» **ABOUT THIS EXERCISE**:
Which lines below hold the word "minus"? Copy all of them.
◆ ◆ ◆ ◆ ◆
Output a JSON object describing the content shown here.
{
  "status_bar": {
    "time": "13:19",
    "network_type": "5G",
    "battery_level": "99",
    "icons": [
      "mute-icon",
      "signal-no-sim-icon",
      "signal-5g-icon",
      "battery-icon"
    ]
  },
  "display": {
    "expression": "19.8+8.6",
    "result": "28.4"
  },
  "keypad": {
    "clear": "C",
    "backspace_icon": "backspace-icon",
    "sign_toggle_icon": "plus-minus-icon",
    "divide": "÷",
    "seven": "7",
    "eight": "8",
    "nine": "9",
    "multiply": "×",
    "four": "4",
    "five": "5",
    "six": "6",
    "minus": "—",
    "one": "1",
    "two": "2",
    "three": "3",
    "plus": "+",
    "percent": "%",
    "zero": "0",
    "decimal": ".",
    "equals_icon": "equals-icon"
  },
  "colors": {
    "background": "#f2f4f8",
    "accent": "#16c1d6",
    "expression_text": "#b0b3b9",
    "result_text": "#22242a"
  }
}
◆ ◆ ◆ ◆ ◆
» **COMPLETED TASK**:
    "sign_toggle_icon": "plus-minus-icon",
    "minus": "—",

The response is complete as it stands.